Driving when feeling sleepy is dangerous, as dangerous as other types of illegal driving.
A large percentage of adult’s experience insomnia and other sleep disorders that cause sleep deprivation. There are two types of sleep deprivation. One occurs when someone is completely deprived of sleep. The other is when there is cumulative sleep debt. Sleep debt occurs when an individual doesn’t get the sleep they need. Repeatedly getting too little sleep creates an accumulated sleep debt that is often more dangerous than sleep deprivation from not sleeping at all.
TOTAL SLEEP DEPRIVATION
The biggest reason total sleep deprivation is not as dangerous as cumulative sleep deprivation is that individuals who are experiencing total sleep deprivation feels the lack of sleep acutely. Their awareness of being overly tired helps them make better decisions, such as allowing someone else to drive or choosing to delay travel until they are rested.
Total sleep deprivation causes impairments that are equivalent to a blood alcohol level of .1 in just 24 hours. The legal limit for alcohol is .08. Longer periods of sleep deprivation cause dizziness, disorientation, and even hallucinations when sleep deprivation extends to several days.
PARTIAL SLEEP DEPRIVATION
Partial sleep deprivation is the more dangerous form of sleep deprivation when it comes to driving while sleepy because chronic sleep deprivation makes our sleep deprived state feel normal. In other words, we become as impaired as someone who is legally drunk, but we feel normal. As a result, we don’t take the same precautions we use when we are aware that we are suffering from sleep deprivation.
IS DRIVING WHILE SLEEPY LEGAL?
Driving when feeling sleepy isn’t illegal. The reason is tied to enforcement difficulties. A breathalyzer or blood test can be used to determine whether someone is legally drunk, but there isn’t an equivalent test to verify that someone was too sleepy to drive safely.
Other legal problems can arise as the result of driving when you are impaired as the result of sleep deprivation. Sleep deprivation impairs cognitive function and makes us perceive our experiences as more threatening. This increases the risk we’ll experience road rage, which is illegal.
Sleep deprivation can cause episodes of microsleep that lead to distracted driving that can be reckless, which is another source of legal problems tied to sleep deprivation.

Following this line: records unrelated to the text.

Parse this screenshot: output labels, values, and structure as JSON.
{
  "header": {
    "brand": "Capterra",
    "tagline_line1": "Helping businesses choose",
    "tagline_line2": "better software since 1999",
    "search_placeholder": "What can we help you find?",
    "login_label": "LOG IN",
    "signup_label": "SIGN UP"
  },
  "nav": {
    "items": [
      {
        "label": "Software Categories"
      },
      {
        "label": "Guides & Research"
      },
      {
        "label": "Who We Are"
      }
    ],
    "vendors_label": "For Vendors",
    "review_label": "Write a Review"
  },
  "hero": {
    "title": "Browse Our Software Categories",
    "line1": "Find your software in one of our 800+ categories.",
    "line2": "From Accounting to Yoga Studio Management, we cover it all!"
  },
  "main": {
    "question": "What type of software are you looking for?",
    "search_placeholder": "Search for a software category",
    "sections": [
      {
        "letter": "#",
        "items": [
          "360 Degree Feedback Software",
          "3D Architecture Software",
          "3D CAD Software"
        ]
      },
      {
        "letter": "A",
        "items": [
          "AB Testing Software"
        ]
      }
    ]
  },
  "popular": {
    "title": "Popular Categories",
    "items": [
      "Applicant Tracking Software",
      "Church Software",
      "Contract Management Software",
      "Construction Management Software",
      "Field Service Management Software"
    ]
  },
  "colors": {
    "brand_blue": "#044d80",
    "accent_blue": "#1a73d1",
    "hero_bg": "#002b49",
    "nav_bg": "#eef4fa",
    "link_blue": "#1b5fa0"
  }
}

DANGERS OF DRIVING SLEEPY
The dangers associated with driving while sleep deprived expand beyond reckless driving. Serious accidents including Three Mile Island, the Exxon Valdez, and the Challenger disaster were all tied to sleep deprivation.

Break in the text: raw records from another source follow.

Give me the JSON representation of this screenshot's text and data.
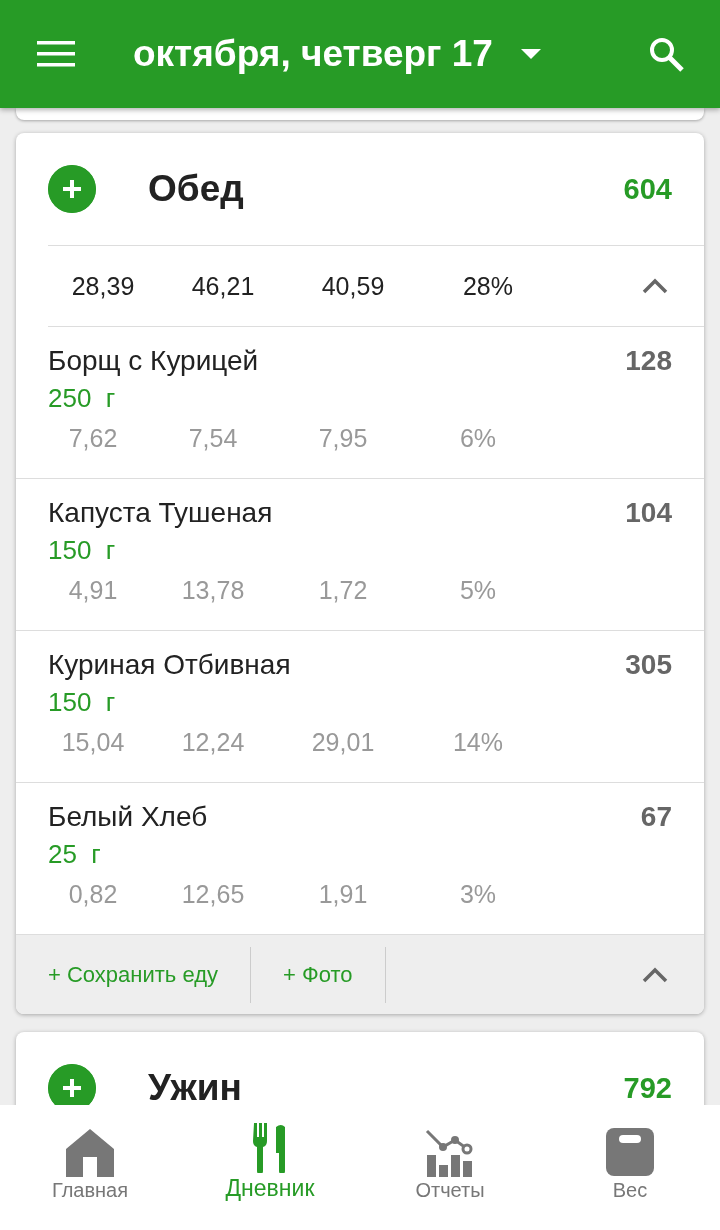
{
  "app_bar": {
    "title": "октября, четверг 17"
  },
  "meals": [
    {
      "name": "Обед",
      "calories": "604",
      "totals": [
        "28,39",
        "46,21",
        "40,59",
        "28%"
      ],
      "foods": [
        {
          "name": "Борщ с Курицей",
          "amount": "250  г",
          "calories": "128",
          "macros": [
            "7,62",
            "7,54",
            "7,95",
            "6%"
          ]
        },
        {
          "name": "Капуста Тушеная",
          "amount": "150  г",
          "calories": "104",
          "macros": [
            "4,91",
            "13,78",
            "1,72",
            "5%"
          ]
        },
        {
          "name": "Куриная Отбивная",
          "amount": "150  г",
          "calories": "305",
          "macros": [
            "15,04",
            "12,24",
            "29,01",
            "14%"
          ]
        },
        {
          "name": "Белый Хлеб",
          "amount": "25  г",
          "calories": "67",
          "macros": [
            "0,82",
            "12,65",
            "1,91",
            "3%"
          ]
        }
      ],
      "actions": [
        "+ Сохранить еду",
        "+ Фото"
      ]
    },
    {
      "name": "Ужин",
      "calories": "792"
    }
  ],
  "bottom_nav": [
    {
      "kind": "home",
      "label": "Главная",
      "selected": false
    },
    {
      "kind": "diary",
      "label": "Дневник",
      "selected": true
    },
    {
      "kind": "reports",
      "label": "Отчеты",
      "selected": false
    },
    {
      "kind": "weight",
      "label": "Вес",
      "selected": false
    }
  ]
}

Sleep deprivation reduces cognitive performance, which can lead to poor judgment. A good personal injury lawyer can often prove that a driver was driving when they knew they were sleep deprived using statements they made to witnesses about being tired or by documenting job responsibilities that didn’t allow them enough time to sleep.
WHO IS AT RISK?
The Center for Disease Control (CDC) issued a warning that 1/3 of Americans experience sleep deprivation. Individuals who suffer from anxiety, depression, new parents, people with too many responsibilities for the time they have available and individuals who are addicted to video games or binge-watching shows are at risk.
WAYS TO AVOID SLEEPING WHILE DRIVING
The danger of driving when feeling sleepy is real. There are a variety of ways to avoid driving when it is ill-advised due to sleep deprivation. Giving sleep the priority it deserves is the first step because being rested eliminates the risk sleep deprivation will impair your driving.
Be creative and don’t be afraid to ask for help when you need to travel when you’re sleep deprived. Use public transportation, Uber, Lyft, or ask friends for assistance. Don’t plan trips that will impair your ability to sleep enough to be safe. If you feel sleepy, pull over and take a nap or get a hotel and sleep.
Don’t rely on methods such as turning the radio up loud, opening the window, putting the air conditioner on high, or eating. They are not effective.
No trip is worth taking the risks involved in driving when you are impaired by sleep deprivation. Be aware of how tired you are and adjust your plans when you are sleepy.